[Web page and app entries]
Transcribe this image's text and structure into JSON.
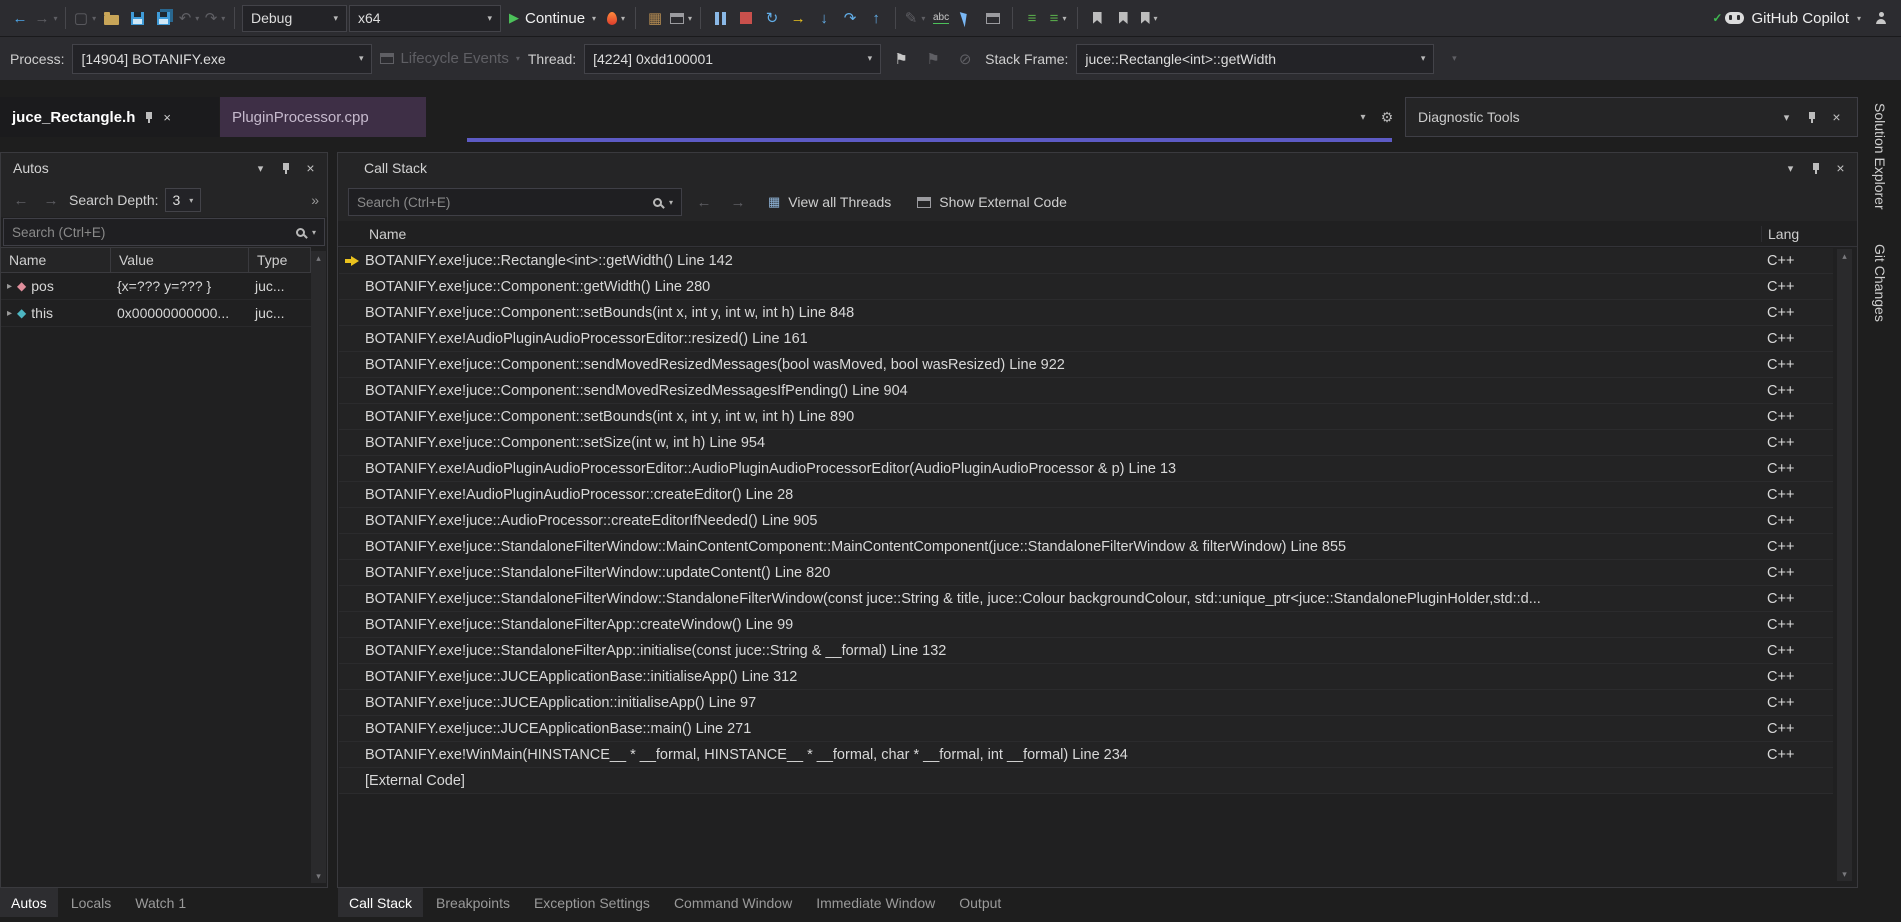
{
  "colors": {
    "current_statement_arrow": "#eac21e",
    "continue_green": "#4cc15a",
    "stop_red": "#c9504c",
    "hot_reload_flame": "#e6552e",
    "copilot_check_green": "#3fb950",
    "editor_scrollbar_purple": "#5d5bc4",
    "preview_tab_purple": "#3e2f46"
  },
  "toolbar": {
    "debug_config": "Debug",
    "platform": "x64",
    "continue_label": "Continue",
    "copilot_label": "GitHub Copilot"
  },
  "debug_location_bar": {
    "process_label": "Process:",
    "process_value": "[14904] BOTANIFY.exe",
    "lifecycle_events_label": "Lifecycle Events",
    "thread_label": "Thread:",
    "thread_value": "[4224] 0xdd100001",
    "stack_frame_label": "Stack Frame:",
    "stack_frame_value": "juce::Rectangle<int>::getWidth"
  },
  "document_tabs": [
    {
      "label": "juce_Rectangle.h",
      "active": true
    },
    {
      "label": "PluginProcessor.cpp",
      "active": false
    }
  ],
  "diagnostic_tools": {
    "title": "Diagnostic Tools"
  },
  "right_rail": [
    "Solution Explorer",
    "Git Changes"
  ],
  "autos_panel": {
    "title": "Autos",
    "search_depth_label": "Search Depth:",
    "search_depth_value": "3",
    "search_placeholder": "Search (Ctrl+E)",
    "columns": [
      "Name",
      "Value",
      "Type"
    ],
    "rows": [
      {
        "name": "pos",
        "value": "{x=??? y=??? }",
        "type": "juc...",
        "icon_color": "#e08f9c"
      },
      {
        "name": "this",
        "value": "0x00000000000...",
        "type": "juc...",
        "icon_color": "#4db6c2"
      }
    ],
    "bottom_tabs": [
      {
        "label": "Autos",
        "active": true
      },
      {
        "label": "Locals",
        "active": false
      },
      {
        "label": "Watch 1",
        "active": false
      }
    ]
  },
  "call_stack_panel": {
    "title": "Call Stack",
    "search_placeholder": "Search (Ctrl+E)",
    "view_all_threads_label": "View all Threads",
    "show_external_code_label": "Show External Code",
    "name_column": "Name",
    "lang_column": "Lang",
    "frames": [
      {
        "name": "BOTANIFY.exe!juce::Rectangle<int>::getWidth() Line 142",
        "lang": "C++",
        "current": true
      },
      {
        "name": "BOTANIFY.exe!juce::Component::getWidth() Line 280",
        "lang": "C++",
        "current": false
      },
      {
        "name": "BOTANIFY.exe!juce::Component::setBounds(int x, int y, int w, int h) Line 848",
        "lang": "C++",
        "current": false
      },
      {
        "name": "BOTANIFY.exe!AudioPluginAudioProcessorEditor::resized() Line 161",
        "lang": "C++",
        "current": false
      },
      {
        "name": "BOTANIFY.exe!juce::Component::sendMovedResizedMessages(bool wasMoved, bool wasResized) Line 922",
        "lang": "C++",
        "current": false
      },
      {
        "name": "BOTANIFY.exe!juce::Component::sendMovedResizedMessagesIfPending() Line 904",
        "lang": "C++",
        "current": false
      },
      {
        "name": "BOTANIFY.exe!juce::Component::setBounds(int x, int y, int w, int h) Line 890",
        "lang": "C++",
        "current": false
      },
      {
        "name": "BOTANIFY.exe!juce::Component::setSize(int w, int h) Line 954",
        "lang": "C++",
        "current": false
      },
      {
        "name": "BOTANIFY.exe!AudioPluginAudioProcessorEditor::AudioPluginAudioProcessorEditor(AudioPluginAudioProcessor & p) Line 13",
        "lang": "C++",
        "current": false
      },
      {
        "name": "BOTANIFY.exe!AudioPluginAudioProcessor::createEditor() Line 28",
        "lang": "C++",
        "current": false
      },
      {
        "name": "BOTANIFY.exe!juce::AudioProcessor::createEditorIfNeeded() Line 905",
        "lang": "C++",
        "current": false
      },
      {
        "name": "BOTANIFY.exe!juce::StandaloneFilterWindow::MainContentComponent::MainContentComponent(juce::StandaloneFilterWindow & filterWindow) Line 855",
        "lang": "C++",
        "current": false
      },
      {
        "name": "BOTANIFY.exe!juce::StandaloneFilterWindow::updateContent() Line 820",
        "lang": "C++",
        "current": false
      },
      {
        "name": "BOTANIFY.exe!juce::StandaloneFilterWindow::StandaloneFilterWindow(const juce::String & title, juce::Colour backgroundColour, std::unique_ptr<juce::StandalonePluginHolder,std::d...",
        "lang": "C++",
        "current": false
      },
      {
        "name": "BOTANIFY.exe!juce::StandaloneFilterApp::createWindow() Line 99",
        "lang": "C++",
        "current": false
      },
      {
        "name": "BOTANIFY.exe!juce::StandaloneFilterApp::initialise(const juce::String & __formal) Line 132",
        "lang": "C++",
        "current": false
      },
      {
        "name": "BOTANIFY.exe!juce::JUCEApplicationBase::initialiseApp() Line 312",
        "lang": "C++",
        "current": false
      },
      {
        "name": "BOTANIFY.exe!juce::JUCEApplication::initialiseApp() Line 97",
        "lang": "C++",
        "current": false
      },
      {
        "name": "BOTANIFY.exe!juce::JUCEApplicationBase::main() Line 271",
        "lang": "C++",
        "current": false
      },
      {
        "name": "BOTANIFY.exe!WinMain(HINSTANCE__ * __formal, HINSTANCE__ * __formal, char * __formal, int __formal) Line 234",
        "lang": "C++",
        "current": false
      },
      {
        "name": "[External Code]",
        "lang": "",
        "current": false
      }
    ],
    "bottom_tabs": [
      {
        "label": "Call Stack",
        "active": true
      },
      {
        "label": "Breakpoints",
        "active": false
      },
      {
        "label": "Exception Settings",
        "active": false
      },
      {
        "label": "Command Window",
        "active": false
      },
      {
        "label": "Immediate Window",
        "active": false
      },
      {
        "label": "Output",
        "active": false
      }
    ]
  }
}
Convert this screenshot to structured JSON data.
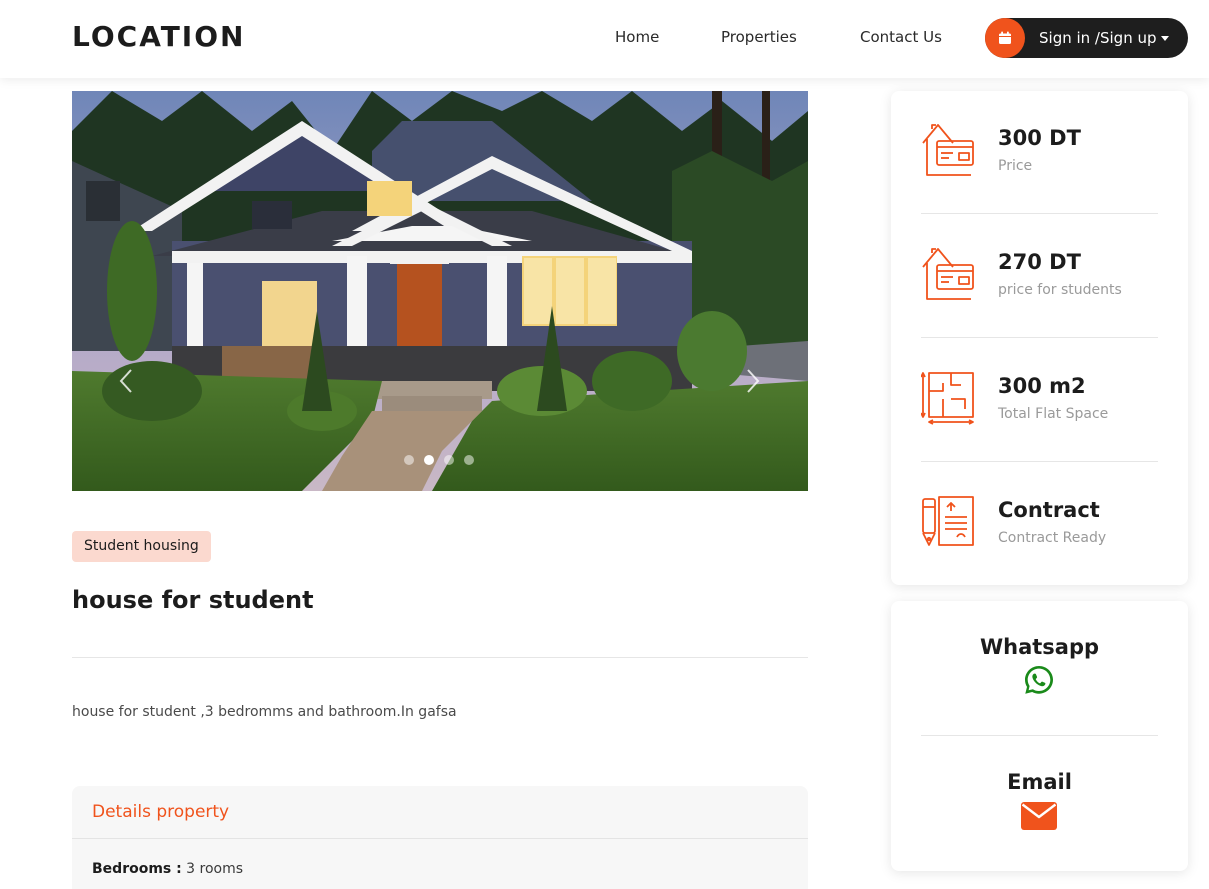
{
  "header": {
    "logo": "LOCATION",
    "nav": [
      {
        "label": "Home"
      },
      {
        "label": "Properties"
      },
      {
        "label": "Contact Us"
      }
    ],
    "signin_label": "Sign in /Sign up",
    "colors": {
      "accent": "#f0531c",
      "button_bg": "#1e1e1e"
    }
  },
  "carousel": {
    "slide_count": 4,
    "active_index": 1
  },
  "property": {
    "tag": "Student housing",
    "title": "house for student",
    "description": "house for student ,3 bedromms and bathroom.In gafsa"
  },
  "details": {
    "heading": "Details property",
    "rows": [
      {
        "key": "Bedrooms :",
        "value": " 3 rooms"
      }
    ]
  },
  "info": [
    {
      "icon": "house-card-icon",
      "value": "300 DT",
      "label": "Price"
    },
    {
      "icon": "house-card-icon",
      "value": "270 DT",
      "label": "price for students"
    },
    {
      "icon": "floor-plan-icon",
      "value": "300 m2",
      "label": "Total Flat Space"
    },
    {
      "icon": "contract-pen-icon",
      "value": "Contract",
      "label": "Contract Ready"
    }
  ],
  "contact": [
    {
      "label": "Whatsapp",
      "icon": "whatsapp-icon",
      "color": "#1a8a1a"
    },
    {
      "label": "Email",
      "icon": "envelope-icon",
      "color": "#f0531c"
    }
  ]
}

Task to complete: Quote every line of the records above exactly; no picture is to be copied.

Solution to this task:
Transcribe this image's text and structure into JSON.
{
  "colors": {
    "current_statement_arrow": "#eac21e",
    "continue_green": "#4cc15a",
    "stop_red": "#c9504c",
    "hot_reload_flame": "#e6552e",
    "copilot_check_green": "#3fb950",
    "editor_scrollbar_purple": "#5d5bc4",
    "preview_tab_purple": "#3e2f46"
  },
  "toolbar": {
    "debug_config": "Debug",
    "platform": "x64",
    "continue_label": "Continue",
    "copilot_label": "GitHub Copilot"
  },
  "debug_location_bar": {
    "process_label": "Process:",
    "process_value": "[14904] BOTANIFY.exe",
    "lifecycle_events_label": "Lifecycle Events",
    "thread_label": "Thread:",
    "thread_value": "[4224] 0xdd100001",
    "stack_frame_label": "Stack Frame:",
    "stack_frame_value": "juce::Rectangle<int>::getWidth"
  },
  "document_tabs": [
    {
      "label": "juce_Rectangle.h",
      "active": true
    },
    {
      "label": "PluginProcessor.cpp",
      "active": false
    }
  ],
  "diagnostic_tools": {
    "title": "Diagnostic Tools"
  },
  "right_rail": [
    "Solution Explorer",
    "Git Changes"
  ],
  "autos_panel": {
    "title": "Autos",
    "search_depth_label": "Search Depth:",
    "search_depth_value": "3",
    "search_placeholder": "Search (Ctrl+E)",
    "columns": [
      "Name",
      "Value",
      "Type"
    ],
    "rows": [
      {
        "name": "pos",
        "value": "{x=??? y=??? }",
        "type": "juc...",
        "icon_color": "#e08f9c"
      },
      {
        "name": "this",
        "value": "0x00000000000...",
        "type": "juc...",
        "icon_color": "#4db6c2"
      }
    ],
    "bottom_tabs": [
      {
        "label": "Autos",
        "active": true
      },
      {
        "label": "Locals",
        "active": false
      },
      {
        "label": "Watch 1",
        "active": false
      }
    ]
  },
  "call_stack_panel": {
    "title": "Call Stack",
    "search_placeholder": "Search (Ctrl+E)",
    "view_all_threads_label": "View all Threads",
    "show_external_code_label": "Show External Code",
    "name_column": "Name",
    "lang_column": "Lang",
    "frames": [
      {
        "name": "BOTANIFY.exe!juce::Rectangle<int>::getWidth() Line 142",
        "lang": "C++",
        "current": true
      },
      {
        "name": "BOTANIFY.exe!juce::Component::getWidth() Line 280",
        "lang": "C++",
        "current": false
      },
      {
        "name": "BOTANIFY.exe!juce::Component::setBounds(int x, int y, int w, int h) Line 848",
        "lang": "C++",
        "current": false
      },
      {
        "name": "BOTANIFY.exe!AudioPluginAudioProcessorEditor::resized() Line 161",
        "lang": "C++",
        "current": false
      },
      {
        "name": "BOTANIFY.exe!juce::Component::sendMovedResizedMessages(bool wasMoved, bool wasResized) Line 922",
        "lang": "C++",
        "current": false
      },
      {
        "name": "BOTANIFY.exe!juce::Component::sendMovedResizedMessagesIfPending() Line 904",
        "lang": "C++",
        "current": false
      },
      {
        "name": "BOTANIFY.exe!juce::Component::setBounds(int x, int y, int w, int h) Line 890",
        "lang": "C++",
        "current": false
      },
      {
        "name": "BOTANIFY.exe!juce::Component::setSize(int w, int h) Line 954",
        "lang": "C++",
        "current": false
      },
      {
        "name": "BOTANIFY.exe!AudioPluginAudioProcessorEditor::AudioPluginAudioProcessorEditor(AudioPluginAudioProcessor & p) Line 13",
        "lang": "C++",
        "current": false
      },
      {
        "name": "BOTANIFY.exe!AudioPluginAudioProcessor::createEditor() Line 28",
        "lang": "C++",
        "current": false
      },
      {
        "name": "BOTANIFY.exe!juce::AudioProcessor::createEditorIfNeeded() Line 905",
        "lang": "C++",
        "current": false
      },
      {
        "name": "BOTANIFY.exe!juce::StandaloneFilterWindow::MainContentComponent::MainContentComponent(juce::StandaloneFilterWindow & filterWindow) Line 855",
        "lang": "C++",
        "current": false
      },
      {
        "name": "BOTANIFY.exe!juce::StandaloneFilterWindow::updateContent() Line 820",
        "lang": "C++",
        "current": false
      },
      {
        "name": "BOTANIFY.exe!juce::StandaloneFilterWindow::StandaloneFilterWindow(const juce::String & title, juce::Colour backgroundColour, std::unique_ptr<juce::StandalonePluginHolder,std::d...",
        "lang": "C++",
        "current": false
      },
      {
        "name": "BOTANIFY.exe!juce::StandaloneFilterApp::createWindow() Line 99",
        "lang": "C++",
        "current": false
      },
      {
        "name": "BOTANIFY.exe!juce::StandaloneFilterApp::initialise(const juce::String & __formal) Line 132",
        "lang": "C++",
        "current": false
      },
      {
        "name": "BOTANIFY.exe!juce::JUCEApplicationBase::initialiseApp() Line 312",
        "lang": "C++",
        "current": false
      },
      {
        "name": "BOTANIFY.exe!juce::JUCEApplication::initialiseApp() Line 97",
        "lang": "C++",
        "current": false
      },
      {
        "name": "BOTANIFY.exe!juce::JUCEApplicationBase::main() Line 271",
        "lang": "C++",
        "current": false
      },
      {
        "name": "BOTANIFY.exe!WinMain(HINSTANCE__ * __formal, HINSTANCE__ * __formal, char * __formal, int __formal) Line 234",
        "lang": "C++",
        "current": false
      },
      {
        "name": "[External Code]",
        "lang": "",
        "current": false
      }
    ],
    "bottom_tabs": [
      {
        "label": "Call Stack",
        "active": true
      },
      {
        "label": "Breakpoints",
        "active": false
      },
      {
        "label": "Exception Settings",
        "active": false
      },
      {
        "label": "Command Window",
        "active": false
      },
      {
        "label": "Immediate Window",
        "active": false
      },
      {
        "label": "Output",
        "active": false
      }
    ]
  }
}
Convert this screenshot to structured JSON data.
{
  "header": {
    "logo": "LOCATION",
    "nav": [
      {
        "label": "Home"
      },
      {
        "label": "Properties"
      },
      {
        "label": "Contact Us"
      }
    ],
    "signin_label": "Sign in /Sign up",
    "colors": {
      "accent": "#f0531c",
      "button_bg": "#1e1e1e"
    }
  },
  "carousel": {
    "slide_count": 4,
    "active_index": 1
  },
  "property": {
    "tag": "Student housing",
    "title": "house for student",
    "description": "house for student ,3 bedromms and bathroom.In gafsa"
  },
  "details": {
    "heading": "Details property",
    "rows": [
      {
        "key": "Bedrooms :",
        "value": " 3 rooms"
      }
    ]
  },
  "info": [
    {
      "icon": "house-card-icon",
      "value": "300 DT",
      "label": "Price"
    },
    {
      "icon": "house-card-icon",
      "value": "270 DT",
      "label": "price for students"
    },
    {
      "icon": "floor-plan-icon",
      "value": "300 m2",
      "label": "Total Flat Space"
    },
    {
      "icon": "contract-pen-icon",
      "value": "Contract",
      "label": "Contract Ready"
    }
  ],
  "contact": [
    {
      "label": "Whatsapp",
      "icon": "whatsapp-icon",
      "color": "#1a8a1a"
    },
    {
      "label": "Email",
      "icon": "envelope-icon",
      "color": "#f0531c"
    }
  ]
}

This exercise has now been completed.